▸ **Task prompt**: Where a line of the data holds the word "dataEndTimes", copy that line.

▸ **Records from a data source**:
┌──

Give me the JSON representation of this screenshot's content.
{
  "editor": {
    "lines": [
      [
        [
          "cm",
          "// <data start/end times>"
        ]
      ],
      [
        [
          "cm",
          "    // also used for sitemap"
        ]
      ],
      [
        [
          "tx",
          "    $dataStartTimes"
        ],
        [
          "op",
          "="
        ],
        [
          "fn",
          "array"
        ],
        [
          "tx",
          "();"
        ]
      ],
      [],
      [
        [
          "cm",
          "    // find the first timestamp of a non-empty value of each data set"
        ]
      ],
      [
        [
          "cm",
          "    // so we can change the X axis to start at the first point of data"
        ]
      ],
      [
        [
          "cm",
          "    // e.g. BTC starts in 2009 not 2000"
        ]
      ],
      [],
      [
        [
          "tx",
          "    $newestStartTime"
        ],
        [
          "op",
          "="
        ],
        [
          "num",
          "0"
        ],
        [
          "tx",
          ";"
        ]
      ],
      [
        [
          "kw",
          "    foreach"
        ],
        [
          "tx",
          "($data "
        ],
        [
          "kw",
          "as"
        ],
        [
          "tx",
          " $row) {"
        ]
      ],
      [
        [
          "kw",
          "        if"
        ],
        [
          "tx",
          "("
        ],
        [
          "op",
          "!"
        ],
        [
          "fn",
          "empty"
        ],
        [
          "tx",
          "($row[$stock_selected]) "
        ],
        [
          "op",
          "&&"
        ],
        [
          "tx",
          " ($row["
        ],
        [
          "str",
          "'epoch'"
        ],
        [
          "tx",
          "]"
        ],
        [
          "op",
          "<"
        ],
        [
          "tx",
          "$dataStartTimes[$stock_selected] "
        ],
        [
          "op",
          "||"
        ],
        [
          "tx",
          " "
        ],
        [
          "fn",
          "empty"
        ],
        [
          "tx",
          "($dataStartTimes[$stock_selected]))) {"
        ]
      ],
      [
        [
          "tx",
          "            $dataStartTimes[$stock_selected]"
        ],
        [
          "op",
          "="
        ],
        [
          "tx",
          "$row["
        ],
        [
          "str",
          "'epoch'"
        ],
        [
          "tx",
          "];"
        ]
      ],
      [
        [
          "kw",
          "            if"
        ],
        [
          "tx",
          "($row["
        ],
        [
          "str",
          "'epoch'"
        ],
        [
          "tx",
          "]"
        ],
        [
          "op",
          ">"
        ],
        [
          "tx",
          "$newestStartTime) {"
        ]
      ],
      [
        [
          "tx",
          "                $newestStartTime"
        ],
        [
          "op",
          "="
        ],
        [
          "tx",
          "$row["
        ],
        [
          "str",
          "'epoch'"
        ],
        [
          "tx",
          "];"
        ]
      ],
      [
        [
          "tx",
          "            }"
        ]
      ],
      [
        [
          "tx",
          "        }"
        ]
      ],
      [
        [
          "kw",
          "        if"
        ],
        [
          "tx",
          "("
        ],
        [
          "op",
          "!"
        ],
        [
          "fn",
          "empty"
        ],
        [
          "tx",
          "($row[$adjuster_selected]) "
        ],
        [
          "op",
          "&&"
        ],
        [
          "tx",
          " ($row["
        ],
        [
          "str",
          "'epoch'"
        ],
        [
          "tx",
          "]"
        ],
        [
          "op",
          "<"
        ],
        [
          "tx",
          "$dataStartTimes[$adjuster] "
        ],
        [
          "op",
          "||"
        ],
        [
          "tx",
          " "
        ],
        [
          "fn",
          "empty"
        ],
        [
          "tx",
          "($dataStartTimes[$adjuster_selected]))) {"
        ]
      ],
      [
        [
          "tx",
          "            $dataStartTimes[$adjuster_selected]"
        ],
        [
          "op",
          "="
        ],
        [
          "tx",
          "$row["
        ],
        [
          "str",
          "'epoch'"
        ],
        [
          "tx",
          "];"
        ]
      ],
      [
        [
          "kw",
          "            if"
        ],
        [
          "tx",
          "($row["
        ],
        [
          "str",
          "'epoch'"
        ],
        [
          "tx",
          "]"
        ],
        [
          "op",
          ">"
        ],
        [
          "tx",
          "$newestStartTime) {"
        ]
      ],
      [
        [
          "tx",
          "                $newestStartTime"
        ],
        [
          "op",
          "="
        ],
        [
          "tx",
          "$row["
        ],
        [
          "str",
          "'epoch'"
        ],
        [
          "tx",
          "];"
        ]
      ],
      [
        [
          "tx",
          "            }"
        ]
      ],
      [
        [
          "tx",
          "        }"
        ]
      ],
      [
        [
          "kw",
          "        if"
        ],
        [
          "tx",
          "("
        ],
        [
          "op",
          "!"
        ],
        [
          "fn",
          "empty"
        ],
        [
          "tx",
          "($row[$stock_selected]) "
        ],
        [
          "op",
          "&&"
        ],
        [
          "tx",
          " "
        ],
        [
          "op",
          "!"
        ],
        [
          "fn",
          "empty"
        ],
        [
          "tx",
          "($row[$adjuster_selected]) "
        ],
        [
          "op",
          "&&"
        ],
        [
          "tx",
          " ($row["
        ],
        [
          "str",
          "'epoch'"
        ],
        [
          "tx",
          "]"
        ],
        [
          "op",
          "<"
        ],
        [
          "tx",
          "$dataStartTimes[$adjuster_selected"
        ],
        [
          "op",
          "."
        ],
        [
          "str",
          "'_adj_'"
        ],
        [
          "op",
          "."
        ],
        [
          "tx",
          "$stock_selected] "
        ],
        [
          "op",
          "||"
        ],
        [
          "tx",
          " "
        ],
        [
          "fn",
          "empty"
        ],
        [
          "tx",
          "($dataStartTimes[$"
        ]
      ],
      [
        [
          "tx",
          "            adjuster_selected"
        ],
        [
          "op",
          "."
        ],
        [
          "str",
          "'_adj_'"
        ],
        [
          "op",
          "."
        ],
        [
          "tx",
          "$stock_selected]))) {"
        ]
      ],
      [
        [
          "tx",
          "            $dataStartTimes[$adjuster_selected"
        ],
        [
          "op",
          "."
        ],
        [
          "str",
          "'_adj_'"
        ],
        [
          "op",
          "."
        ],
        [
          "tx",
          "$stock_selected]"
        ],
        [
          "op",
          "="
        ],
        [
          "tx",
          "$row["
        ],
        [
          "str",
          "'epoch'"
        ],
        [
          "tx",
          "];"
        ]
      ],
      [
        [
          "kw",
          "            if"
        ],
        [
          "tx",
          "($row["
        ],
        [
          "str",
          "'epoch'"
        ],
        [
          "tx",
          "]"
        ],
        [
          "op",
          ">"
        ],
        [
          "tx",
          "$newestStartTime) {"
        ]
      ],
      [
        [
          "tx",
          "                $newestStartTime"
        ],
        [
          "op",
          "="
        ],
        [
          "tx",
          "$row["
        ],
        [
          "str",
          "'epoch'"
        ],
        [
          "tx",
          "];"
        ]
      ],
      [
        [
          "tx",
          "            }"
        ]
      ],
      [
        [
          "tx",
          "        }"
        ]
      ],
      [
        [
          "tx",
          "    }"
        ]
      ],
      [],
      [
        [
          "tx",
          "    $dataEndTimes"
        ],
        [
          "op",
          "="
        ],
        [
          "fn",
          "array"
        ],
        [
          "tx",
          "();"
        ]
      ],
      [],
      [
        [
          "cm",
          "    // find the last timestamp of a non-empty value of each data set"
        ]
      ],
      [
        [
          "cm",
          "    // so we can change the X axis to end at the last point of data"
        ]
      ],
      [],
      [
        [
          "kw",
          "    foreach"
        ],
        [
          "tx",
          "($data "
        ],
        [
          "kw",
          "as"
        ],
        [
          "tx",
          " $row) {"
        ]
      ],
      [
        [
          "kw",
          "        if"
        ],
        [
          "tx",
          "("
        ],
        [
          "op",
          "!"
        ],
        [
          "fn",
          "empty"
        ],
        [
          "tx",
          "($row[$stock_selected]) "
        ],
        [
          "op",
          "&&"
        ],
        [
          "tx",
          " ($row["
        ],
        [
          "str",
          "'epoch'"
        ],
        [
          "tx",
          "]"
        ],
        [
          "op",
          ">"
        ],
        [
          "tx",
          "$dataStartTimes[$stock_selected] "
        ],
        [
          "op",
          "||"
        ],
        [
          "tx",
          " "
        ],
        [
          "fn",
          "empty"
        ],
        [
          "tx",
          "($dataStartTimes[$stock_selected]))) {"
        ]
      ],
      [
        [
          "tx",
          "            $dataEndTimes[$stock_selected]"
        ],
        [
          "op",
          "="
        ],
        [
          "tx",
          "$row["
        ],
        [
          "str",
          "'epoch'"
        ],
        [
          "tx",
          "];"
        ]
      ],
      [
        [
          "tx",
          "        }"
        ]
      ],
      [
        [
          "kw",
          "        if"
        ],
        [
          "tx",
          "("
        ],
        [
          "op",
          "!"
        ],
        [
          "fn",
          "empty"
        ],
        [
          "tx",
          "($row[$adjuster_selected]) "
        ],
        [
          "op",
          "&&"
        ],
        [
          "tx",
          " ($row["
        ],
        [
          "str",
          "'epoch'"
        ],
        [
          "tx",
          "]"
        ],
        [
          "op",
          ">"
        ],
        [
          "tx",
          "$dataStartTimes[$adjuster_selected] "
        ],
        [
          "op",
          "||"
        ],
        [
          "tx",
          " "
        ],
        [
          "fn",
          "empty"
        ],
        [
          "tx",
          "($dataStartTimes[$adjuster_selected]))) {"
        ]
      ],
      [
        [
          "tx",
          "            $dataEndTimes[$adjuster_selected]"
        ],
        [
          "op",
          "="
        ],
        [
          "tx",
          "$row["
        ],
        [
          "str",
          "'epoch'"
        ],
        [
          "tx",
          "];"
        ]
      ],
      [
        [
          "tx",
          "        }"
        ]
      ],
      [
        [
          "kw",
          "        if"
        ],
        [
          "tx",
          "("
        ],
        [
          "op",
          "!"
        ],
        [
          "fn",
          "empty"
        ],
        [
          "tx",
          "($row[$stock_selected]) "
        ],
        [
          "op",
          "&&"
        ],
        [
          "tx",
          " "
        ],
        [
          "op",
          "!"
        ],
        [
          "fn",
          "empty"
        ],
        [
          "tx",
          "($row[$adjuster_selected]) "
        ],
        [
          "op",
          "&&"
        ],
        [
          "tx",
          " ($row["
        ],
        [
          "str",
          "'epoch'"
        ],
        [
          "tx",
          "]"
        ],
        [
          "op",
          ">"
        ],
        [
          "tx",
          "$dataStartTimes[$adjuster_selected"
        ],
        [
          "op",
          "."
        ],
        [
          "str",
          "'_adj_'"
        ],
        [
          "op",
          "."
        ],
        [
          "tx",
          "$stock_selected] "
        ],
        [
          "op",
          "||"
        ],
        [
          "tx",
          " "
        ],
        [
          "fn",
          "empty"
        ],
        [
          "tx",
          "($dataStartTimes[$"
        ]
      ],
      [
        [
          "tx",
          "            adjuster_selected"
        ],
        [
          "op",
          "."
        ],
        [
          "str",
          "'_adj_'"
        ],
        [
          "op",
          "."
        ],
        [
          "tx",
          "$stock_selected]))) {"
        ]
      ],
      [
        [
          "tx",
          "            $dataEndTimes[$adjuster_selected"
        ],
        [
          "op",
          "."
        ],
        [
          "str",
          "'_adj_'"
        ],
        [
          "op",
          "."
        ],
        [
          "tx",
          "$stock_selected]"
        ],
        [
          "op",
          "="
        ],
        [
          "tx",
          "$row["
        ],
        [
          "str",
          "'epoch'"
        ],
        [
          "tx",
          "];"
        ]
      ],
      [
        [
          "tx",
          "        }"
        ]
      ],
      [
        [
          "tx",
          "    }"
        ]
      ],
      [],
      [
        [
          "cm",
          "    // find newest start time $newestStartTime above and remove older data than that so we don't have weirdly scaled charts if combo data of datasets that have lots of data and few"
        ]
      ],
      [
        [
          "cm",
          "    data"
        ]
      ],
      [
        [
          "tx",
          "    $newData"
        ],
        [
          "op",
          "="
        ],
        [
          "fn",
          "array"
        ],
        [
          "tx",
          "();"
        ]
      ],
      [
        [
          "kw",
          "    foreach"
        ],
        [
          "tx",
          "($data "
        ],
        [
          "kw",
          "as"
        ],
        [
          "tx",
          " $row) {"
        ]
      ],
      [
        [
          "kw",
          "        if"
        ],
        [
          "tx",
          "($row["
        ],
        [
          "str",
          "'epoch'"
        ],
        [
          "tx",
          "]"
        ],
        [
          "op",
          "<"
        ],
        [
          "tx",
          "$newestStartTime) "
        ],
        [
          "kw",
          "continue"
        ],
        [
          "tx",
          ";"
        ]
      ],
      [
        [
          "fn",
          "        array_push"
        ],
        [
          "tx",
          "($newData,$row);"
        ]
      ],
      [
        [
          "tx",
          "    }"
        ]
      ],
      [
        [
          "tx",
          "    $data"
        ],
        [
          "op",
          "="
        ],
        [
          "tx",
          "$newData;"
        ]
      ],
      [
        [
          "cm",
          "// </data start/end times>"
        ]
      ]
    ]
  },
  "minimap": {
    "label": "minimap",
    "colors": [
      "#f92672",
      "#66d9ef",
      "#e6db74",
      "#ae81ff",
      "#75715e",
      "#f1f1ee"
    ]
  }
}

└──

▸ **Final answer**:
          "    $dataEndTimes"
          "            $dataEndTimes[$stock_selected]"
          "            $dataEndTimes[$adjuster_selected]"
          "            $dataEndTimes[$adjuster_selected"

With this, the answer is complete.